I took this image as we entered the market. Let me know if you recognize the place.
As we parked the car about a block from one our favorite breakfast spots. I noticed this awesomely cool pick up truck parked in one the nearby drive ways. While I have definitely gotten away from the pratice of taking my camera with me everywhere. I haven’t lost the desire to stop to capture a moment or document something that I find particularly inspiring or eye catching. Whether you notice or not. I did a little cropping ss to obscure the license plate. I took this one this morning at around 9:30 am. with my iPhone. As of late, perhaps due to the size of my new camera bag and array of lenses to choose from, I’ve gotten lazy. That or I’m just not thinking about picture taking when I’ve got Johnny Cakes and bacon on my mind,.
For years now, I’ve tried to make meditation a part of my every day life. Quickly, I moved from one of those people who thought “How can I possibly find the time in my busy schedule?” to “How can I not?” Since my early attempts, I’ve used basic breathing techniques to conquer panic attacks, anxiety and overthinking while cultivating a sense of peace and mindfulness I never imagined possible.
Earlier today, as we boarded the Ferry from Bainbridge Island to downtown Seattle. I found the perfect opportunity to meditate. With nothing but the sound of waves crashing alongside the boat, the subtle breeze wafting through the car window and the gentle rocking of the car due to the ferry’s pushing it’s way across Elliot Bay. I found myself removed from the thoughts of the days, weeks and months that have crowded my head and battled for space and permanence in mind. The feeling was of warmth and peace. I became so completely calm and at ease. That I hardly noticed the ferry attaching itself to the dock. As I heard the announcement of our arrival over the loudspeaker. I nodded over to my wife to notice that she too had fallen into the spell. She sleepily asked, “When we could do it again?” I was quick to reply, “As soon as we can.” as we headed home from our day’s trip.
The more I learn about and inevitably embrace meditation.
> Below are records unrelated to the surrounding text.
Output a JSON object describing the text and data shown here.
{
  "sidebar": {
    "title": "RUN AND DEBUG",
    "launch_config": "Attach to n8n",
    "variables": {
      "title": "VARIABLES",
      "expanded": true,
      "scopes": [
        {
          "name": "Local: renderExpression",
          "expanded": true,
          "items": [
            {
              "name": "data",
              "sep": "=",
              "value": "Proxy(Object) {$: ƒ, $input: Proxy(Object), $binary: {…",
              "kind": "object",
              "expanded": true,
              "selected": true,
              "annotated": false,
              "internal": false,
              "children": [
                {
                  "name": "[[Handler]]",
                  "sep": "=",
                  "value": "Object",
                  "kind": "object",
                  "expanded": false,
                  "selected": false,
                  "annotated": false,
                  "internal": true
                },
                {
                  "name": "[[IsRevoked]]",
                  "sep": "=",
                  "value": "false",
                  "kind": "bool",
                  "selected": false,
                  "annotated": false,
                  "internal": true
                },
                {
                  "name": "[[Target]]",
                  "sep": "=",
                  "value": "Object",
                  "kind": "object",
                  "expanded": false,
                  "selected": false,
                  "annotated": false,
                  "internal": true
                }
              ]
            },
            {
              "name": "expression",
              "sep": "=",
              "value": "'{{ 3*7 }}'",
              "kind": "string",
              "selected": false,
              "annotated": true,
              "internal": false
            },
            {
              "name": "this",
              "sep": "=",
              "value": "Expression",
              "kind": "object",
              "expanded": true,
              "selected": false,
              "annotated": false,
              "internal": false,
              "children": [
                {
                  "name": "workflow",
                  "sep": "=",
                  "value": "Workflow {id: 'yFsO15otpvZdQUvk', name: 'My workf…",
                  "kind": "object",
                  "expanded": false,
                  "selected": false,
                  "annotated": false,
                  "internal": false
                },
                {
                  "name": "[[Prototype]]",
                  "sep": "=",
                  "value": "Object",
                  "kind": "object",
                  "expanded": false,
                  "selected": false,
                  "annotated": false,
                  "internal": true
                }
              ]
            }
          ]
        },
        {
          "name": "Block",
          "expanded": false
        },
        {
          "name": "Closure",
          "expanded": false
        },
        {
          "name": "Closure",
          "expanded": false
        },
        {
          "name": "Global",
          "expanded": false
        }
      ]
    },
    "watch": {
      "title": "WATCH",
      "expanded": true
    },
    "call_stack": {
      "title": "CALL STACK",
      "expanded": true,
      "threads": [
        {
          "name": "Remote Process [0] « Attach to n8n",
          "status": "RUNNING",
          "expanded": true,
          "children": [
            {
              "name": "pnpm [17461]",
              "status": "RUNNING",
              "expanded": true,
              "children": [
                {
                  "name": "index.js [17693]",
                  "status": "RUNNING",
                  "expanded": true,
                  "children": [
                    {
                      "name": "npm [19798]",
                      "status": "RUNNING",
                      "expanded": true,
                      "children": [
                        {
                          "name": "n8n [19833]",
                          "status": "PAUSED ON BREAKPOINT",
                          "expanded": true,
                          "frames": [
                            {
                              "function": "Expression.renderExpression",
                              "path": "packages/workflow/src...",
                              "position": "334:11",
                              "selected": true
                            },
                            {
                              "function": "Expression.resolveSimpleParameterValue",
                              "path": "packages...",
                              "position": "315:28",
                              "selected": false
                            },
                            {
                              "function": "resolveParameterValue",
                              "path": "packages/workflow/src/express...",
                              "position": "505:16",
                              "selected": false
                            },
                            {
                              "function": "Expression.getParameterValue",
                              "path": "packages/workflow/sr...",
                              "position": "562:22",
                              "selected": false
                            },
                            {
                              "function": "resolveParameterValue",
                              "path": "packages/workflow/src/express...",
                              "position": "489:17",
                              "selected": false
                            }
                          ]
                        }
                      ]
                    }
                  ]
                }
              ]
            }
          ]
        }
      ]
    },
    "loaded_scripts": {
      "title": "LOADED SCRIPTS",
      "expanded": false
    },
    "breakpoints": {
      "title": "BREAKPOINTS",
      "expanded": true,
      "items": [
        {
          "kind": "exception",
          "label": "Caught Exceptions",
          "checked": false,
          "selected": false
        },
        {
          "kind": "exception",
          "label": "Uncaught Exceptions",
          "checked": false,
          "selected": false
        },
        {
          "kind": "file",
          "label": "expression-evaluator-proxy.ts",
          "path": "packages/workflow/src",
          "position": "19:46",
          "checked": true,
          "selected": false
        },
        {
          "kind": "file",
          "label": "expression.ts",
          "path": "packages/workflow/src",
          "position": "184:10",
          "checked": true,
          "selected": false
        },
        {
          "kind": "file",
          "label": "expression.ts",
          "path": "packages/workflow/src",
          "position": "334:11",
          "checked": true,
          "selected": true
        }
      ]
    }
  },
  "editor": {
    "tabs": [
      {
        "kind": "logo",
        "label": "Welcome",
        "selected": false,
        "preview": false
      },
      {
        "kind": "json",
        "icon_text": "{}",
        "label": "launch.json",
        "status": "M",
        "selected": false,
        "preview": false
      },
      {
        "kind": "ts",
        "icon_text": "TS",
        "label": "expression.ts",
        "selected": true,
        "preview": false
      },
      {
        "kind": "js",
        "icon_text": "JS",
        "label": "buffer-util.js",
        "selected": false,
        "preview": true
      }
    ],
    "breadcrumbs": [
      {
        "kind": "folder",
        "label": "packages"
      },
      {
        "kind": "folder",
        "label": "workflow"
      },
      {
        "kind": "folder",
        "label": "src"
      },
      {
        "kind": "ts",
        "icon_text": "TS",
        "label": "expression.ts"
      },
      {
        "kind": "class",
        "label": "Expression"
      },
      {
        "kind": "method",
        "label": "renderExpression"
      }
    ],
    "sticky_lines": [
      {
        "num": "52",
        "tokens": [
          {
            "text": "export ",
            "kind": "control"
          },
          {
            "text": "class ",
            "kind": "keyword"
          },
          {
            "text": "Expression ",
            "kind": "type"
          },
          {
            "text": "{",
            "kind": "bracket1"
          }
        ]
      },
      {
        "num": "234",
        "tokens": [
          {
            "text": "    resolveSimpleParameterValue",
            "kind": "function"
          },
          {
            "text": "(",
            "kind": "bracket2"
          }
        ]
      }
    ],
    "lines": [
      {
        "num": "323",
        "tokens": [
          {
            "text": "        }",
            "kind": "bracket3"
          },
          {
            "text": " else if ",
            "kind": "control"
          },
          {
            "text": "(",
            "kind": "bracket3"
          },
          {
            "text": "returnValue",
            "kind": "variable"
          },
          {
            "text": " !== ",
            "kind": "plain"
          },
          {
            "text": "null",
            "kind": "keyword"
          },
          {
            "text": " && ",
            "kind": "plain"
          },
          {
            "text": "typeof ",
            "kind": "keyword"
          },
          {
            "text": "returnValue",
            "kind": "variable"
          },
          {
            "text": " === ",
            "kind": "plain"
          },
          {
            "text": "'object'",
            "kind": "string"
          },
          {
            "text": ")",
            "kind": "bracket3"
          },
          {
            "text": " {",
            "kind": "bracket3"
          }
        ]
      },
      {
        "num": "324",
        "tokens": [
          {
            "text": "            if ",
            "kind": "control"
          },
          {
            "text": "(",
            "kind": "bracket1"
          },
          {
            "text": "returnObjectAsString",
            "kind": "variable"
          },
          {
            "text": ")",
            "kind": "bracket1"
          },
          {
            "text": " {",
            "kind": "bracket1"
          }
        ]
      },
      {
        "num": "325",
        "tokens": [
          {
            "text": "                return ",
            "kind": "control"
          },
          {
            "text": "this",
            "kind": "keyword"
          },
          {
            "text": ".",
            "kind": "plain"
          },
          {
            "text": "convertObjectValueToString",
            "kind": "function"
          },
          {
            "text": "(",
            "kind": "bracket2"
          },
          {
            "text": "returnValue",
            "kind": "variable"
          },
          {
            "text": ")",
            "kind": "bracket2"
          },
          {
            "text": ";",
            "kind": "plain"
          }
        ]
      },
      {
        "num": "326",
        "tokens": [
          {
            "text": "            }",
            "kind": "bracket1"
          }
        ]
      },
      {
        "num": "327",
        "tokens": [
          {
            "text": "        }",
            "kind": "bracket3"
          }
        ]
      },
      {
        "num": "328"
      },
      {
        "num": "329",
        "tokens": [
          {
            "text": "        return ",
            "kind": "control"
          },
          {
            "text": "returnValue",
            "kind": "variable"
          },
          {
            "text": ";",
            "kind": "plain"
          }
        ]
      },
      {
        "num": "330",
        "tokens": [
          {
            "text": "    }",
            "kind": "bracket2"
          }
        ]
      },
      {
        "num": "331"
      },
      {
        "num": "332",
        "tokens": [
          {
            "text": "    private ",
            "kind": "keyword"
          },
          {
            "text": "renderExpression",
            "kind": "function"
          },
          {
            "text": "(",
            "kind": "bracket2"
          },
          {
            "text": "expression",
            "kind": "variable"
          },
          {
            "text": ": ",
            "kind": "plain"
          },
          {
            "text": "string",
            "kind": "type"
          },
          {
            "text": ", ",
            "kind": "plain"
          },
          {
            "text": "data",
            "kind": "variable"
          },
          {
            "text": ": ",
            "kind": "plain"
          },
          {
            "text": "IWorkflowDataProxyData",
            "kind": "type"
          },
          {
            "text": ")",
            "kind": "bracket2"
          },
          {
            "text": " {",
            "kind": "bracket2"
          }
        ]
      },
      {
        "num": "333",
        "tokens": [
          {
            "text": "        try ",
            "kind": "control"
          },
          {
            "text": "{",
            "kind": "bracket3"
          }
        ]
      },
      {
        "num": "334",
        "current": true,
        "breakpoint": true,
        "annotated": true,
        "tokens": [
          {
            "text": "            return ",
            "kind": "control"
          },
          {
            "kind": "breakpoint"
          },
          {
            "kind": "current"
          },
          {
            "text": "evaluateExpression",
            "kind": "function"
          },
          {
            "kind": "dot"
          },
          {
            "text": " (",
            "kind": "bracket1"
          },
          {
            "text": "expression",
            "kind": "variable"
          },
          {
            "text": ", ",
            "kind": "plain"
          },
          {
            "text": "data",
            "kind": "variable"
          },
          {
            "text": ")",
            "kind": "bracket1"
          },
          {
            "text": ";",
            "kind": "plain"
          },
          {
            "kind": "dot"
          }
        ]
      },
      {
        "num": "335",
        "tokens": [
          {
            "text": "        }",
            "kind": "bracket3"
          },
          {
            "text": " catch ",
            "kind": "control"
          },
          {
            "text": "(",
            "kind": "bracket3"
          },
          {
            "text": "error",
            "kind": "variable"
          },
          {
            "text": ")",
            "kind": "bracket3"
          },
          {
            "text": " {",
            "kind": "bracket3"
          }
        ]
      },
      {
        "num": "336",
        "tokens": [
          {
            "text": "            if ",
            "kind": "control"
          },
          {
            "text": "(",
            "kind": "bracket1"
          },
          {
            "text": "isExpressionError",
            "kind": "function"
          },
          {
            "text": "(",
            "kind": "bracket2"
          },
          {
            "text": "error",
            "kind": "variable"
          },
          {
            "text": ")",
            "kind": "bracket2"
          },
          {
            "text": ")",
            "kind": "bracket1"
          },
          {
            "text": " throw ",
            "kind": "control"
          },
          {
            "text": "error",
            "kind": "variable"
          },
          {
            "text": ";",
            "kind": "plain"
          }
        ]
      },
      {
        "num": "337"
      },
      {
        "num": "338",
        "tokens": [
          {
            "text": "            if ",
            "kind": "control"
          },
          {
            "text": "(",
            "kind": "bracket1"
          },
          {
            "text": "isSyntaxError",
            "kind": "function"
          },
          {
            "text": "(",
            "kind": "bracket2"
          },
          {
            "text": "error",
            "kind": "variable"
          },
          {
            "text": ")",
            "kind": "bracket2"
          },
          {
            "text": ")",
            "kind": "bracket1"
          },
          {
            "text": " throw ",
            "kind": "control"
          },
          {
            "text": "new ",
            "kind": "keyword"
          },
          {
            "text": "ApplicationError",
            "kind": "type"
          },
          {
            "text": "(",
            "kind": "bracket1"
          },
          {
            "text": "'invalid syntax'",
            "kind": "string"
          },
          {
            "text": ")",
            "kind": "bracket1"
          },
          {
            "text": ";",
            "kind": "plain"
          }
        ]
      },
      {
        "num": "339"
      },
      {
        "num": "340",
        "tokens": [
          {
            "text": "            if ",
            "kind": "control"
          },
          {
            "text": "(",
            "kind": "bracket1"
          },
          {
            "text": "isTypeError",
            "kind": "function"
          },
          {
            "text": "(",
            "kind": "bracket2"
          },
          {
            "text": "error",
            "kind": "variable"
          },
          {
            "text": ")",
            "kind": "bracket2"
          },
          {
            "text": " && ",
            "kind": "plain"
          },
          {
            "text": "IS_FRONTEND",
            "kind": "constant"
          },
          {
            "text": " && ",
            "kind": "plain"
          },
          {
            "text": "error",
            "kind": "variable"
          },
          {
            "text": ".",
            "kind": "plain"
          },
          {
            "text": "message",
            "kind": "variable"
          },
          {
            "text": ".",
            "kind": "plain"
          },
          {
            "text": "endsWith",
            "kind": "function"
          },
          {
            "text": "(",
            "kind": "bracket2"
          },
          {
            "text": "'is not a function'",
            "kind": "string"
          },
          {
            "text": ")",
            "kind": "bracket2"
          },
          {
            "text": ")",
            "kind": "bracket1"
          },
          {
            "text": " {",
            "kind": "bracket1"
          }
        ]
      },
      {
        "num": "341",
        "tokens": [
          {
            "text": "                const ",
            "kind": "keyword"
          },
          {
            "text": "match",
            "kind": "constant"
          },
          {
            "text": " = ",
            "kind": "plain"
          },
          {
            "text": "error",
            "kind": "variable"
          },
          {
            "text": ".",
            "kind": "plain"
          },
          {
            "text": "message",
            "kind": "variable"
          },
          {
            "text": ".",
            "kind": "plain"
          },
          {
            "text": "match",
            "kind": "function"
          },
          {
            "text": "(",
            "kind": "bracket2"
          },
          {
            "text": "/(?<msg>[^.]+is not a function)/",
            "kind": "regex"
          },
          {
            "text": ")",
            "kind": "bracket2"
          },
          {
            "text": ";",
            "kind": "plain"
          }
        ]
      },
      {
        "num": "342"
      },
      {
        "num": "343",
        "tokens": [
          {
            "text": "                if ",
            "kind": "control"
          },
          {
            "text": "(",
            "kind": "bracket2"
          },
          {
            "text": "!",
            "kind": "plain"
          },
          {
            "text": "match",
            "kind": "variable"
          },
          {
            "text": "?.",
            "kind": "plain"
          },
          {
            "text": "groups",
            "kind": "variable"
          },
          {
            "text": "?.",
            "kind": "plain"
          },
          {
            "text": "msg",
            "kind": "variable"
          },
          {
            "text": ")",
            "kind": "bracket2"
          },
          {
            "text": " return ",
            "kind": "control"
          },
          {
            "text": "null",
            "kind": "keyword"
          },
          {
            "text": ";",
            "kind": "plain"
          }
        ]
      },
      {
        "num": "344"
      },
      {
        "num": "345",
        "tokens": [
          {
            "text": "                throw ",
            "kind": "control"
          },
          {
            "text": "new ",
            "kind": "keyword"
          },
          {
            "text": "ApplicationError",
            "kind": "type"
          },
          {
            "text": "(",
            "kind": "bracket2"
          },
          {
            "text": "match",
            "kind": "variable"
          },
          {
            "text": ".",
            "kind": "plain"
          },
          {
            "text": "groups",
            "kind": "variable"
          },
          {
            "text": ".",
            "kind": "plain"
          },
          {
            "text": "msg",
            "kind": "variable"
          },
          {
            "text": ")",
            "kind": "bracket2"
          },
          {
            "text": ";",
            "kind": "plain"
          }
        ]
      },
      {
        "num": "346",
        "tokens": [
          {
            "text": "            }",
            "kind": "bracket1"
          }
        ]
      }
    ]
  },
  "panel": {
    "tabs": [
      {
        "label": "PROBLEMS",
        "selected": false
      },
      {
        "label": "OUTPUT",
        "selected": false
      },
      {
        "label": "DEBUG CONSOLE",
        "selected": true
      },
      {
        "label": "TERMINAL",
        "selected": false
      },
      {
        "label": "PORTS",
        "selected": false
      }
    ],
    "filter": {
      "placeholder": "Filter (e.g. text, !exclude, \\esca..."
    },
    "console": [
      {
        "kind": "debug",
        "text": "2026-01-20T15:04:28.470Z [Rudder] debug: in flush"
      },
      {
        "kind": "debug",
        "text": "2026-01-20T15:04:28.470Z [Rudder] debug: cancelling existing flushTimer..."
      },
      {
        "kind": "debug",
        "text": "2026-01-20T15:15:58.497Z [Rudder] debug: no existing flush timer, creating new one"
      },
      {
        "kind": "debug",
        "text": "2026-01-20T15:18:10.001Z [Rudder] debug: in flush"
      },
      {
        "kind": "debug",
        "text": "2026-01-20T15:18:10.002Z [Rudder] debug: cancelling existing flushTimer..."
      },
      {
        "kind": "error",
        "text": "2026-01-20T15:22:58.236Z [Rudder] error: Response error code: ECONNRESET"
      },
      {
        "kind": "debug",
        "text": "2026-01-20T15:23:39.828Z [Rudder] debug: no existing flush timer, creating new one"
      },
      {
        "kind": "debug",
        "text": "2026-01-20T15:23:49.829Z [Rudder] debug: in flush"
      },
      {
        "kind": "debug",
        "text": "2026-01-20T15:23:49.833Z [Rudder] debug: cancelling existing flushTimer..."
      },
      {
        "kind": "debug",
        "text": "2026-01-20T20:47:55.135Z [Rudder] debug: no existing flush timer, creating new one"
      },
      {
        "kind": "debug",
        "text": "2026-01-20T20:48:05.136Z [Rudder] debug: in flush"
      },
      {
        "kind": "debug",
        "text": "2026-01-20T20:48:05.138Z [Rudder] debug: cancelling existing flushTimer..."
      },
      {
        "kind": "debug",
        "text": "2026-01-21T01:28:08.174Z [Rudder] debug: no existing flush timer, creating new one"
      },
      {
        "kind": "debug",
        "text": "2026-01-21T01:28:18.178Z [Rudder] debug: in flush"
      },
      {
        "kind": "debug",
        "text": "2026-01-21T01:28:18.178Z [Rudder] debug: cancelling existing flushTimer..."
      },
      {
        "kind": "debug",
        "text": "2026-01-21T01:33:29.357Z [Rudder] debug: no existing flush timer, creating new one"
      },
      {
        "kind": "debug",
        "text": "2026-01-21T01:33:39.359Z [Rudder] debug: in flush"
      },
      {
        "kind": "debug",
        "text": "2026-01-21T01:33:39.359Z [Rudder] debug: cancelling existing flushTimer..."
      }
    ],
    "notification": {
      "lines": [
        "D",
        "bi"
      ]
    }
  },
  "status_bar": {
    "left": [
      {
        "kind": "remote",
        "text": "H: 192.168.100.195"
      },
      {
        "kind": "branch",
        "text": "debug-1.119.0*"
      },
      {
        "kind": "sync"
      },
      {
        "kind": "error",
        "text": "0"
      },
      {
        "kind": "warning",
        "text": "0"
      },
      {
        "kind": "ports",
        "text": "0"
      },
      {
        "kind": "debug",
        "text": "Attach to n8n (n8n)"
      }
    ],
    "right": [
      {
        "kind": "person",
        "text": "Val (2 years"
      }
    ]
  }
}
The more I want my friends and loved ones to join me. The most important thing I’ve learned in all this is that you really don’t need a special room, place, pillow or chant to enjoy it’s many benefits. All you need is a few minutes to allow yourself to check out and unplug. I highly recommend it.